Mr Clarke's third attempt at the leadership was launched with a professionalism and a degree of planning that confounded those who thought he was too disorganised to run a proper campaign. His team set up an interview with the Daily Mail, which backed Mr Clarke in 2001 despite disagreeing over Europe. It also arranged a photocall outside the Commons with seven MPs who are backing Mr Clarke, including the former Home Office minister Ann Widdecombe and Tim Yeo, a member of the Shadow Cabinet.

Ten volunteer workers moved into the Clarke campaign headquarters and set up the website. Supporters have been asked to email the site if they agree with the proposition that "it's time for the Conservative Party to win again, and Ken Clarke is the man to lead us to victory".

Opponents say Mr Clarke cannot put up a credible challenge to the frontrunner, David Davis. He was backed by 59 MPs in the final ballot in 2001, but 24 are no longer MPs or have backed rival candidates.

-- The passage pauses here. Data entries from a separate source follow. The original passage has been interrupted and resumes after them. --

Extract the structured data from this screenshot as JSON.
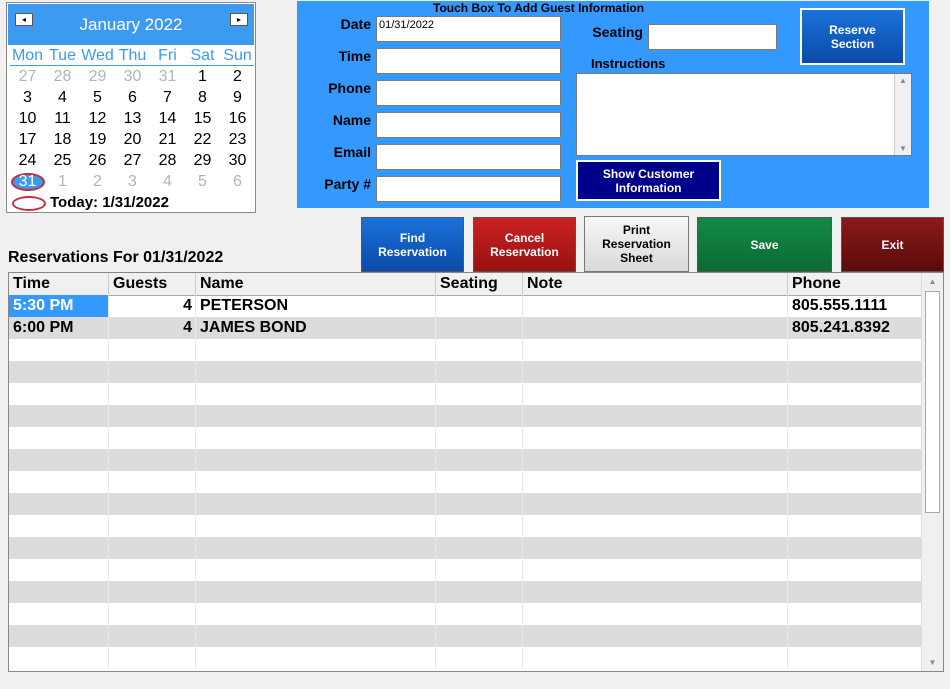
{
  "calendar": {
    "month_label": "January 2022",
    "prev_icon": "◂",
    "next_icon": "▸",
    "weekdays": [
      "Mon",
      "Tue",
      "Wed",
      "Thu",
      "Fri",
      "Sat",
      "Sun"
    ],
    "weeks": [
      [
        "27",
        "28",
        "29",
        "30",
        "31",
        "1",
        "2"
      ],
      [
        "3",
        "4",
        "5",
        "6",
        "7",
        "8",
        "9"
      ],
      [
        "10",
        "11",
        "12",
        "13",
        "14",
        "15",
        "16"
      ],
      [
        "17",
        "18",
        "19",
        "20",
        "21",
        "22",
        "23"
      ],
      [
        "24",
        "25",
        "26",
        "27",
        "28",
        "29",
        "30"
      ],
      [
        "31",
        "1",
        "2",
        "3",
        "4",
        "5",
        "6"
      ]
    ],
    "today_label": "Today: 1/31/2022"
  },
  "guest_form": {
    "title": "Touch Box To Add Guest Information",
    "date_label": "Date",
    "date_value": "01/31/2022",
    "time_label": "Time",
    "time_value": "",
    "phone_label": "Phone",
    "phone_value": "",
    "name_label": "Name",
    "name_value": "",
    "email_label": "Email",
    "email_value": "",
    "party_label": "Party #",
    "party_value": "",
    "seating_label": "Seating",
    "seating_value": "",
    "instructions_label": "Instructions",
    "instructions_value": ""
  },
  "buttons": {
    "reserve_section_l1": "Reserve",
    "reserve_section_l2": "Section",
    "show_customer_l1": "Show Customer",
    "show_customer_l2": "Information",
    "find_l1": "Find",
    "find_l2": "Reservation",
    "cancel_l1": "Cancel",
    "cancel_l2": "Reservation",
    "print_l1": "Print",
    "print_l2": "Reservation",
    "print_l3": "Sheet",
    "save": "Save",
    "exit": "Exit"
  },
  "reservations": {
    "heading": "Reservations For 01/31/2022",
    "columns": [
      "Time",
      "Guests",
      "Name",
      "Seating",
      "Note",
      "Phone"
    ],
    "rows": [
      {
        "time": "5:30 PM",
        "guests": "4",
        "name": "PETERSON",
        "seating": "",
        "note": "",
        "phone": "805.555.1111"
      },
      {
        "time": "6:00 PM",
        "guests": "4",
        "name": "JAMES BOND",
        "seating": "",
        "note": "",
        "phone": "805.241.8392"
      }
    ]
  },
  "colors": {
    "accent": "#3399ff",
    "calendar_header": "#3c9bf0",
    "today_ring": "#c0303a"
  }
}
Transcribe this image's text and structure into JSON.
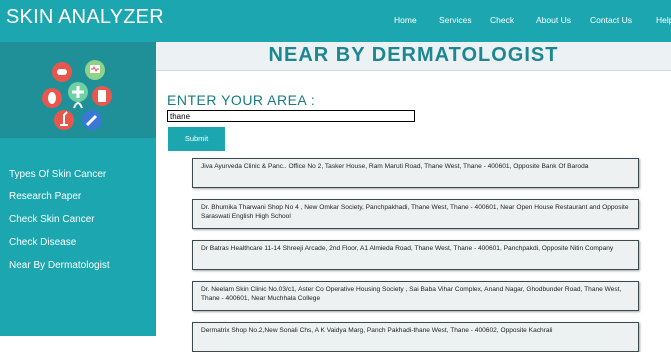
{
  "header": {
    "brand": "SKIN ANALYZER",
    "nav": [
      "Home",
      "Services",
      "Check",
      "About Us",
      "Contact Us",
      "Help"
    ]
  },
  "sidebar": {
    "links": [
      "Types Of Skin Cancer",
      "Research Paper",
      "Check Skin Cancer",
      "Check Disease",
      "Near By Dermatologist"
    ]
  },
  "main": {
    "title": "NEAR BY DERMATOLOGIST",
    "enter_label": "ENTER YOUR AREA :",
    "area_value": "thane",
    "submit_label": "Submit",
    "results": [
      "Jiva Ayurveda Clinic & Panc.. Office No 2, Tasker House, Ram Maruti Road, Thane West, Thane - 400601, Opposite Bank Of Baroda",
      "Dr. Bhumika Tharwani Shop No 4 , New Omkar Society, Panchpakhadi, Thane West, Thane - 400601, Near Open House Restaurant and Opposite Saraswati English High School",
      "Dr Batras Healthcare 11-14 Shreeji Arcade, 2nd Floor, A1 Almieda Road, Thane West, Thane - 400601, Panchpakdi, Opposite Nitin Company",
      "Dr. Neelam Skin Clinic No.03/c1, Aster Co Operative Housing Society , Sai Baba Vihar Complex, Anand Nagar, Ghodbunder Road, Thane West, Thane - 400601, Near Muchhala College",
      "Dermatrix Shop No.2,New Sonali Chs, A K Vaidya Marg, Panch Pakhadi-thane West, Thane - 400602, Opposite Kachrali"
    ]
  },
  "colors": {
    "primary": "#1ca7b0",
    "logo_bg": "#1f8f98",
    "title": "#1d8791"
  }
}
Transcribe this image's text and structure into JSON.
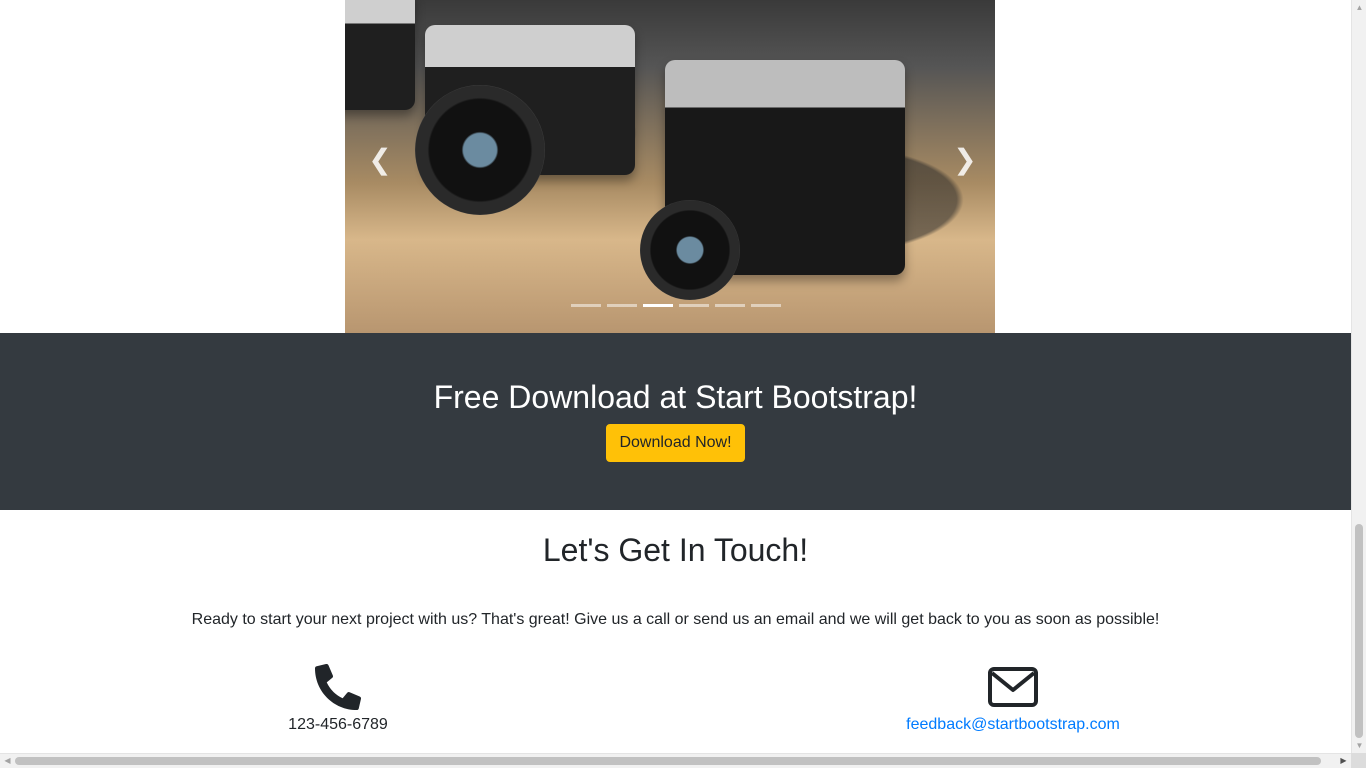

Out of 68 MPs who have declared themselves so far, 29 back Mr Davis, 12 are for David Cameron, 10 for Mr Clarke, eight for Liam Fox, five for Sir Malcolm Rifkind, and four for David Willetts.